“I enjoyed Triple-A. When I was there, I was coming out of the big leagues, where I’d been coaching third base for a division-winning club. I was successful at what I’d been doing — I was good at what I’d been doing — and I was taken out of the job and put back in Triple-A. So, if a guy came in pissed off (after being sent down) I could tell him, ‘You’re not telling me anything I haven’t been through. Hang with it. If you want to keep playing, grind through it and don’t let it bother you.’ Again, I enjoyed it. I knew I could use my experiences to help guys get through those times.
“Up here, the front office doesn’t tell me who to play. In the minors, [playing time] is dictated by the organization. You know that as a minor-league manager. But if you’ve been around, and have any wherewithal at all, you know who the prospects are. You know who needs to play and pretty much where you need to bat them. You want them higher up in the lineup, because you want your prospects getting the extra at-bats, not somebody who’s just hanging around.

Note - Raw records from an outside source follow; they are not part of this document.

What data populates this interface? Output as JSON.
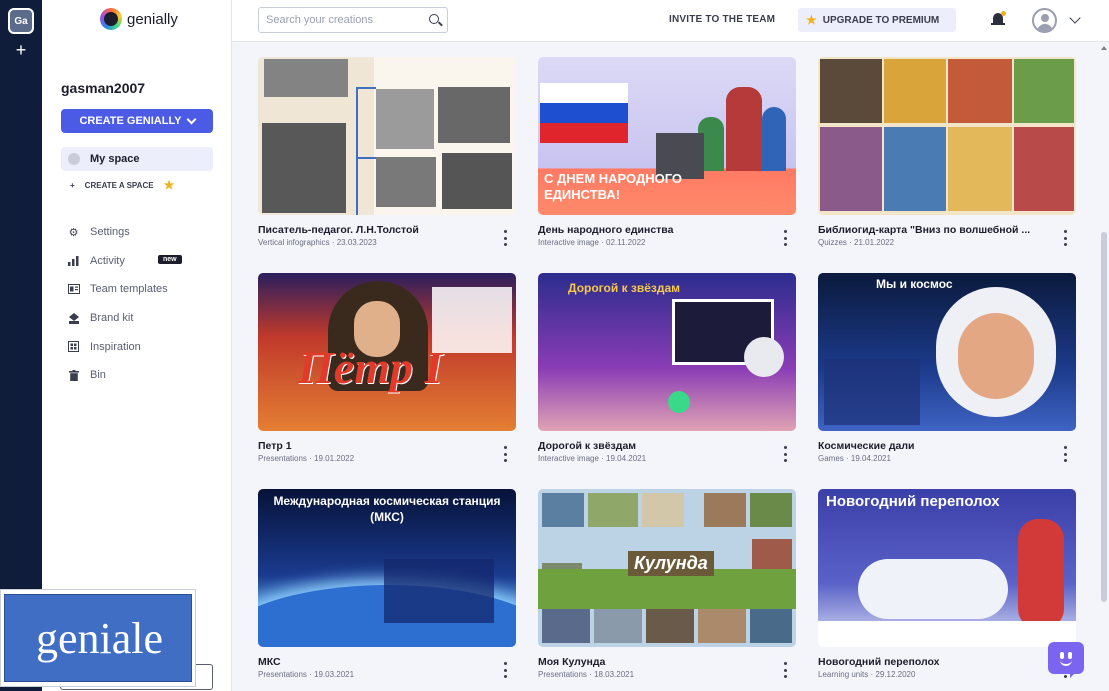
{
  "rail": {
    "workspace_initials": "Ga",
    "add_label": "+"
  },
  "brand": {
    "name": "genially"
  },
  "sidebar": {
    "username": "gasman2007",
    "create_button": "CREATE GENIALLY",
    "my_space": "My space",
    "create_space": "CREATE A SPACE",
    "nav": [
      {
        "label": "Settings",
        "icon": "gear-icon"
      },
      {
        "label": "Activity",
        "icon": "activity-icon",
        "badge": "new"
      },
      {
        "label": "Team templates",
        "icon": "templates-icon"
      },
      {
        "label": "Brand kit",
        "icon": "brand-kit-icon"
      },
      {
        "label": "Inspiration",
        "icon": "inspiration-icon"
      },
      {
        "label": "Bin",
        "icon": "bin-icon"
      }
    ]
  },
  "topbar": {
    "search_placeholder": "Search your creations",
    "invite": "INVITE TO THE TEAM",
    "upgrade": "UPGRADE TO PREMIUM"
  },
  "cards": [
    {
      "title": "Писатель-педагог. Л.Н.Толстой",
      "type": "Vertical infographics",
      "date": "23.03.2023",
      "overlay": ""
    },
    {
      "title": "День народного единства",
      "type": "Interactive image",
      "date": "02.11.2022",
      "overlay": "С ДНЕМ НАРОДНОГО ЕДИНСТВА!"
    },
    {
      "title": "Библиогид-карта \"Вниз по волшебной ...",
      "type": "Quizzes",
      "date": "21.01.2022",
      "overlay": ""
    },
    {
      "title": "Петр 1",
      "type": "Presentations",
      "date": "19.01.2022",
      "overlay": "Пётр I"
    },
    {
      "title": "Дорогой к звёздам",
      "type": "Interactive image",
      "date": "19.04.2021",
      "overlay": "Дорогой к звёздам"
    },
    {
      "title": "Космические дали",
      "type": "Games",
      "date": "19.04.2021",
      "overlay": "Мы и космос"
    },
    {
      "title": "МКС",
      "type": "Presentations",
      "date": "19.03.2021",
      "overlay": "Международная космическая станция (МКС)"
    },
    {
      "title": "Моя Кулунда",
      "type": "Presentations",
      "date": "18.03.2021",
      "overlay": "Кулунда"
    },
    {
      "title": "Новогодний переполох",
      "type": "Learning units",
      "date": "29.12.2020",
      "overlay": "Новогодний переполох"
    }
  ],
  "overlay_box": {
    "text": "geniale"
  },
  "colors": {
    "accent": "#4b5be6",
    "rail": "#0f1d3a",
    "star": "#f2b01e",
    "chat": "#7b64f0"
  }
}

“Who to play isn’t your job. Your job is to get the most out of those players. If the higher-ups in the organization want you to play somebody, you just do it, because it’s not about you. Those wins and losses aren’t about you in the minor leagues. The [managers] who get caught up in… the guys who get in trouble in the minor leagues are the guys who think they’re the reason why these teams are winning. In actuality, if you’re winning in the minor leagues, you probably have a really good team.
“It’s really not that different in the big leagues. If you win, you’ve probably got a good team. You’re doing your job if you’re keeping everyone together, keeping a good clubhouse, and providing an atmosphere where guys are going out and wanting to play hard. They don’t feel tied down. They can express themselves. They can play their games and let their talents flow.
“That said, when you have a young team — and we’re starting to bring up a lot of young players — you are still teaching. You’re coaching. How to be big leaguers, the right way and wrong way to carry yourself on the field… all of our coaches are taking that role because we have such a young team, an inexperienced team. You have to do that.
“How many… every time you turn around, somebody is bringing a 19-year-old to the big leagues who ran through the minor leagues and was never anywhere long enough to learn how to play the game. Consequently, they’re going to have to learn to play the game here. And doing that at the major-league level is tough. That’s the thing. A lot of people don’t realize just how tough this game is to play. These guys are really good. They make it look real easy, but it’s not. It’s a hard game to play and you have to be aware of that.
“There’s also a ton of information up here. But do you know what? We’re starting to get a lot of it in the minor leagues, too. Analytics are being introduced to players and coaches in the minors. It’s becoming the new norm. We’re more involved analytically in the minor leagues right now than we’ve ever been. We’re a lot more involved in analytics up here with the Atlanta Braves than we’ve ever been.
“I’m 62 years old and have been in the game for 40-some years. [Analytics] are new to me, but at the same time, it’s really interesting. And a lot of it is substantiated. It’s black and white and it’s right there, so I’m learning to use it. The players use it. If the coaches get it to them — our coaches do a great job of that — and it makes them better, that’s going to have a direct influence on me. If the players are better we’re going to win more games, and that’s going to make me look like some kind of genius.”
David Laurila grew up in Michigan's Upper Peninsula and now writes about baseball from his home in Cambridge, Mass. He authored the Prospectus Q&A series at Baseball Prospectus from December 2006-May 2011 before being claimed off waivers by FanGraphs. He can be followed on Twitter @DavidLaurilaQA.